I assumed you asked about the vectors $$\left[\begin{array}{rr}-1\\-2\\0\\1\end{array}\right]\text{ and } \left[\begin{array}{rr}-2\\-1\\1\\0\end{array}\right].$$ The reason here is that $$x_2 = -2x_4 - x_3 = -2s-t$$ $$x_1 = x_2 - x_3 + x_4 = -s-2t.$$ So $$\bar x=\begin{bmatrix}x_1\\x_2\\x_3\\x_4\end{bmatrix}=\begin{bmatrix}-2s-t\\-s-2t\\0+t\\s+0\end{bmatrix},$$ separating $s$ and $t$ (as they are independent scalars): $$\bar x=\begin{bmatrix}x_1\\x_2\\x_3\\x_4\end{bmatrix}=\begin{bmatrix}-2s\\-s\\0\\s\end{bmatrix}+\begin{bmatrix}-t\\-2t\\t\\0\end{bmatrix}.$$ Putting $s$ and $t$ outside of each vector above, you would get the final linear combination.

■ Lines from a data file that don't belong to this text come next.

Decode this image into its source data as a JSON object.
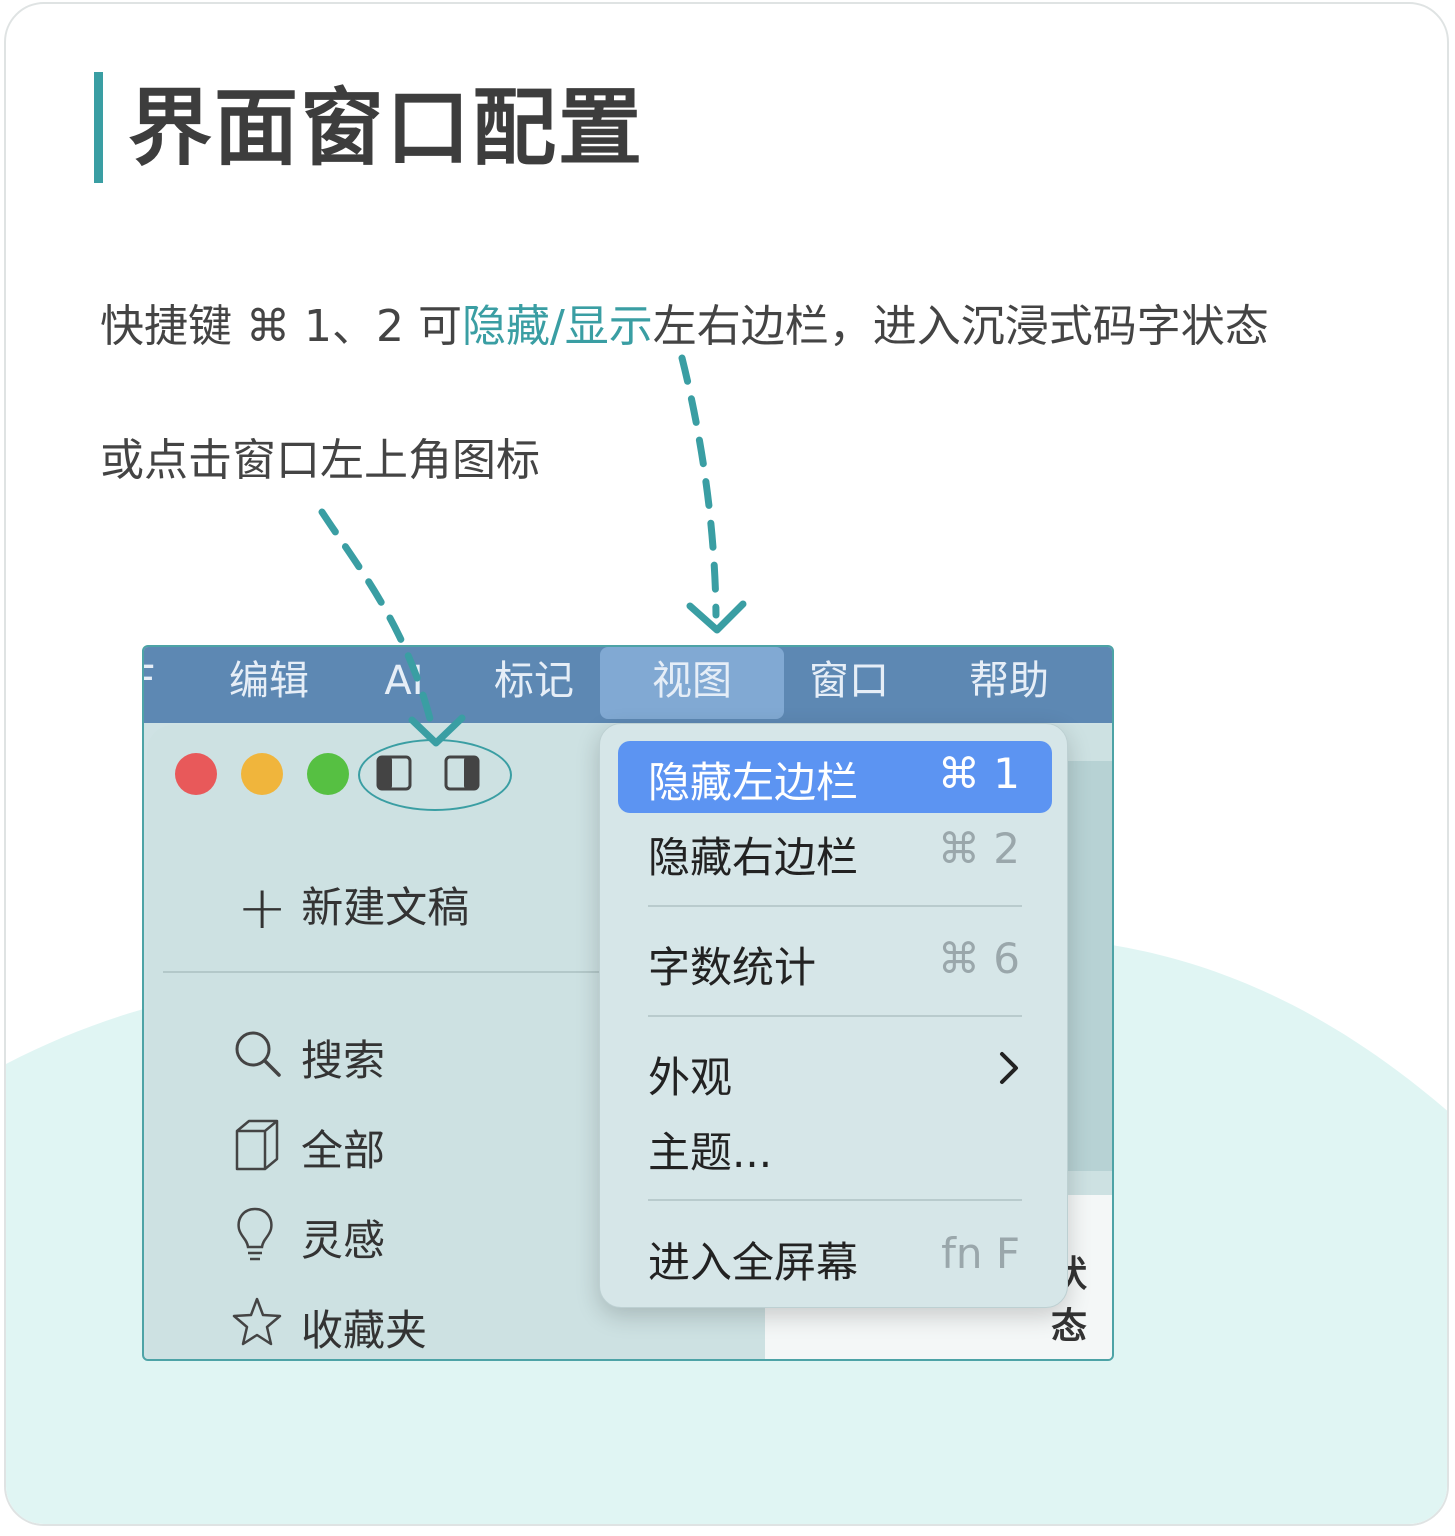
{
  "heading": {
    "title": "界面窗口配置"
  },
  "description": {
    "line1_prefix": "快捷键 ⌘ 1、2 可",
    "line1_highlight": "隐藏/显示",
    "line1_suffix": "左右边栏，进入沉浸式码字状态",
    "line2": "或点击窗口左上角图标"
  },
  "colors": {
    "accent": "#3a9ea3",
    "menubar": "#5d88b3",
    "selected": "#5c94f2"
  },
  "menubar": {
    "items": [
      {
        "label": "F"
      },
      {
        "label": "编辑"
      },
      {
        "label": "AI"
      },
      {
        "label": "标记"
      },
      {
        "label": "视图"
      },
      {
        "label": "窗口"
      },
      {
        "label": "帮助"
      }
    ]
  },
  "sidebar": {
    "new_doc": "新建文稿",
    "items": [
      {
        "label": "搜索",
        "icon": "search-icon"
      },
      {
        "label": "全部",
        "icon": "box-icon"
      },
      {
        "label": "灵感",
        "icon": "lightbulb-icon"
      },
      {
        "label": "收藏夹",
        "icon": "star-icon"
      }
    ]
  },
  "editor": {
    "partial_text": "状态"
  },
  "view_menu": {
    "items": [
      {
        "label": "隐藏左边栏",
        "shortcut": "⌘ 1"
      },
      {
        "label": "隐藏右边栏",
        "shortcut": "⌘ 2"
      },
      {
        "label": "字数统计",
        "shortcut": "⌘ 6"
      },
      {
        "label": "外观",
        "submenu": true
      },
      {
        "label": "主题..."
      },
      {
        "label": "进入全屏幕",
        "shortcut": "fn F"
      }
    ]
  }
}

• I think you wrote a bit wrong the x_1 and x_2 but I was actually just confusing myself, and it helped just reading yours and doing it again. I totally see it now. I have my s and t already when i plug it in with the remaining eq and i did that before too and made a mistake so thats why I started confusing myself. Thanx anyway :) – Elin Hägglund Oct 10 '15 at 16:17

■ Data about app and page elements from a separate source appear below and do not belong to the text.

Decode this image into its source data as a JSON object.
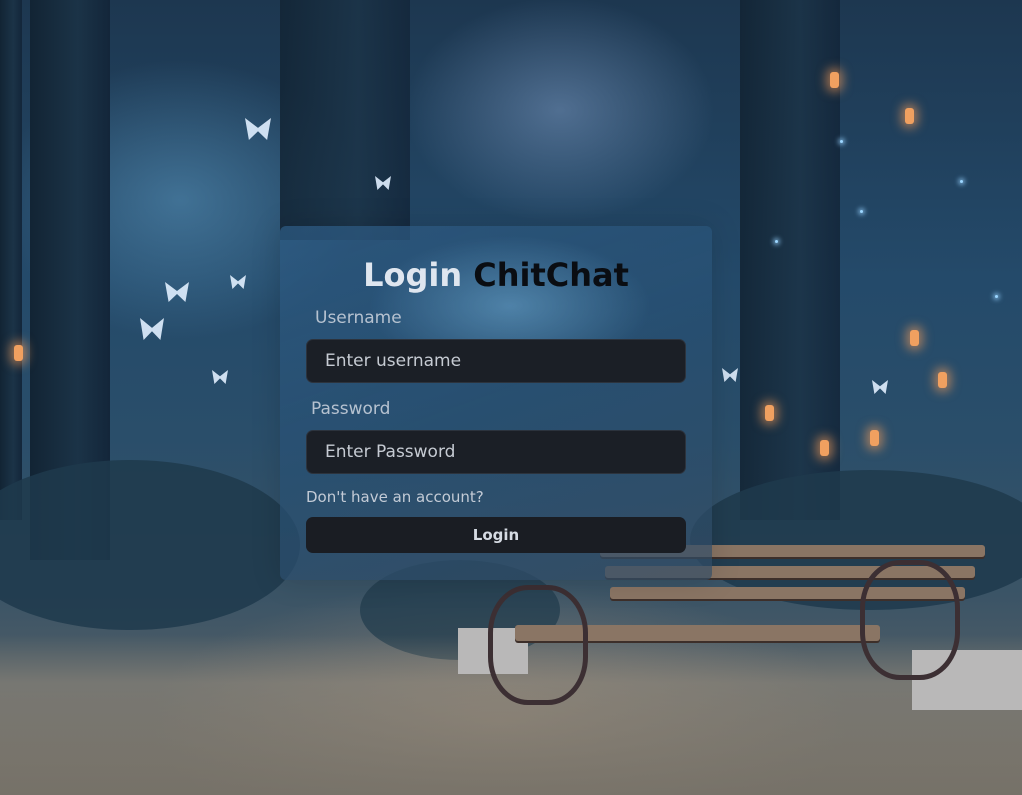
{
  "login": {
    "title_part1": "Login",
    "title_part2": "ChitChat",
    "username_label": "Username",
    "username_placeholder": "Enter username",
    "password_label": "Password",
    "password_placeholder": "Enter Password",
    "signup_link": "Don't have an account?",
    "submit_label": "Login"
  },
  "colors": {
    "card_background": "#2d5a82",
    "input_background": "#1b1f26",
    "button_background": "#1a1d23",
    "title_light": "#dfe6ef",
    "title_dark": "#0a0d12"
  }
}
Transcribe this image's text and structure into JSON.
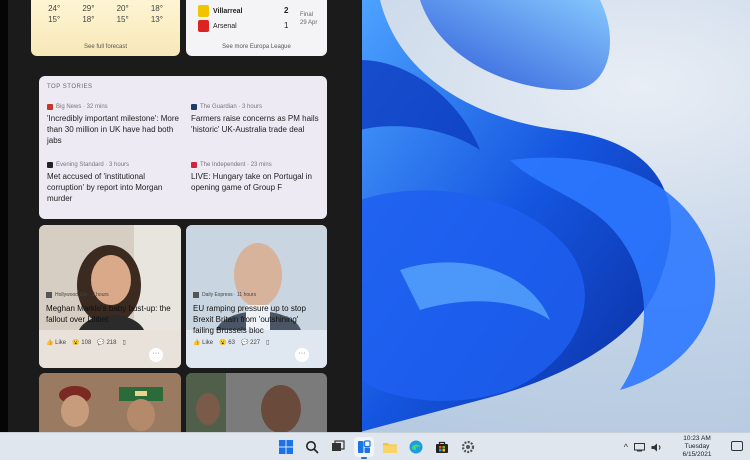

When you write $x=(x_1,x_2,x_3,x_4,x_5)$, $x$ is the vector while $x_1,x_2,x_3,x_4,x_5$ are scalars from the field ,(say $\mathbb{R}$).

So if you write $x_3=t;$ and $x_4=s$, it means $s,t$ are scalars.

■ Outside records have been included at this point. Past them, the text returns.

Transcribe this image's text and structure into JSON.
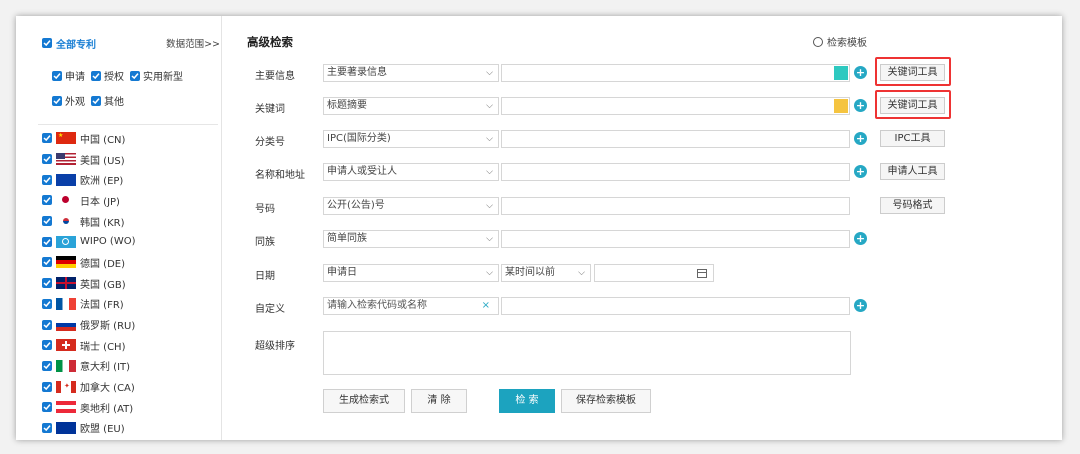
{
  "sidebar": {
    "all_label": "全部专利",
    "range_label": "数据范围>>",
    "types_row1": [
      "申请",
      "授权",
      "实用新型"
    ],
    "types_row2": [
      "外观",
      "其他"
    ],
    "countries": [
      {
        "name": "中国 (CN)",
        "flag": "cn"
      },
      {
        "name": "美国 (US)",
        "flag": "us"
      },
      {
        "name": "欧洲 (EP)",
        "flag": "ep"
      },
      {
        "name": "日本 (JP)",
        "flag": "jp"
      },
      {
        "name": "韩国 (KR)",
        "flag": "kr"
      },
      {
        "name": "WIPO (WO)",
        "flag": "wo"
      },
      {
        "name": "德国 (DE)",
        "flag": "de"
      },
      {
        "name": "英国 (GB)",
        "flag": "gb"
      },
      {
        "name": "法国 (FR)",
        "flag": "fr"
      },
      {
        "name": "俄罗斯 (RU)",
        "flag": "ru"
      },
      {
        "name": "瑞士 (CH)",
        "flag": "ch"
      },
      {
        "name": "意大利 (IT)",
        "flag": "it"
      },
      {
        "name": "加拿大 (CA)",
        "flag": "ca"
      },
      {
        "name": "奥地利 (AT)",
        "flag": "at"
      },
      {
        "name": "欧盟 (EU)",
        "flag": "eu"
      }
    ]
  },
  "main": {
    "title": "高级检索",
    "template_label": "检索模板",
    "rows": {
      "primary": {
        "label": "主要信息",
        "select": "主要著录信息",
        "tool": "关键词工具"
      },
      "keyword": {
        "label": "关键词",
        "select": "标题摘要",
        "tool": "关键词工具"
      },
      "class": {
        "label": "分类号",
        "select": "IPC(国际分类)",
        "tool": "IPC工具"
      },
      "name": {
        "label": "名称和地址",
        "select": "申请人或受让人",
        "tool": "申请人工具"
      },
      "number": {
        "label": "号码",
        "select": "公开(公告)号",
        "tool": "号码格式"
      },
      "family": {
        "label": "同族",
        "select": "简单同族"
      },
      "date": {
        "label": "日期",
        "select": "申请日",
        "range_select": "某时间以前"
      },
      "custom": {
        "label": "自定义",
        "placeholder": "请输入检索代码或名称",
        "clear": "×"
      },
      "sort": {
        "label": "超级排序"
      }
    },
    "buttons": {
      "generate": "生成检索式",
      "clear": "清 除",
      "search": "检 索",
      "save_template": "保存检索模板"
    }
  },
  "colors": {
    "accent": "#1ca3bf",
    "checkbox": "#1479d2",
    "highlight": "#e33333",
    "swatch_primary": "#2ec9c0",
    "swatch_keyword": "#f5c440"
  }
}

Since $x_1, x_2$ depend on $x_3,x_4$, by writing $x_3=t;$ and $x_4=s$, you are allowing $x_3, x_4$ to vary over $\mathbb{R}$ and depending on it you will get the $\overline{x}$.

As you have an underdetermined equation system we need two scalars $s$ and t to define parameters for the space of solutions.

The vectors to describe the solutions depend on the choice of $s$ and $t$ relative to $x_k$.

You can think of it as picking a coordinate system on a plane piece of paper. You can have many different axes, $s$ and $t$ would be the coordinates for your paper and they have some relation to the other coordinate system with $x$s in it. Although in this example the solution space is 2D plane and the original space is 3D instead of 4D but the same ideas apply.

Oh wait you also seem a bit confused on how to translate the parameterization to solutions in terms of $T$. What you have calculated is just a way to represent the rows in $T$. I.e. each row should be possible to write as a linear combination in the vectors in $\ker(T)$. The vectors you have found (next to $s$ and $t$) span the space that $T$ misses and the first two rows in the matrix span what it can measure.

$$T = \left[\begin{array}{cc}1&0\\1&2\\2&3\\3&5 \end{array}\right]\left[\begin{array}{rrrr} 1&-1&1&-1\\0&1&1&2\end{array}\right]$$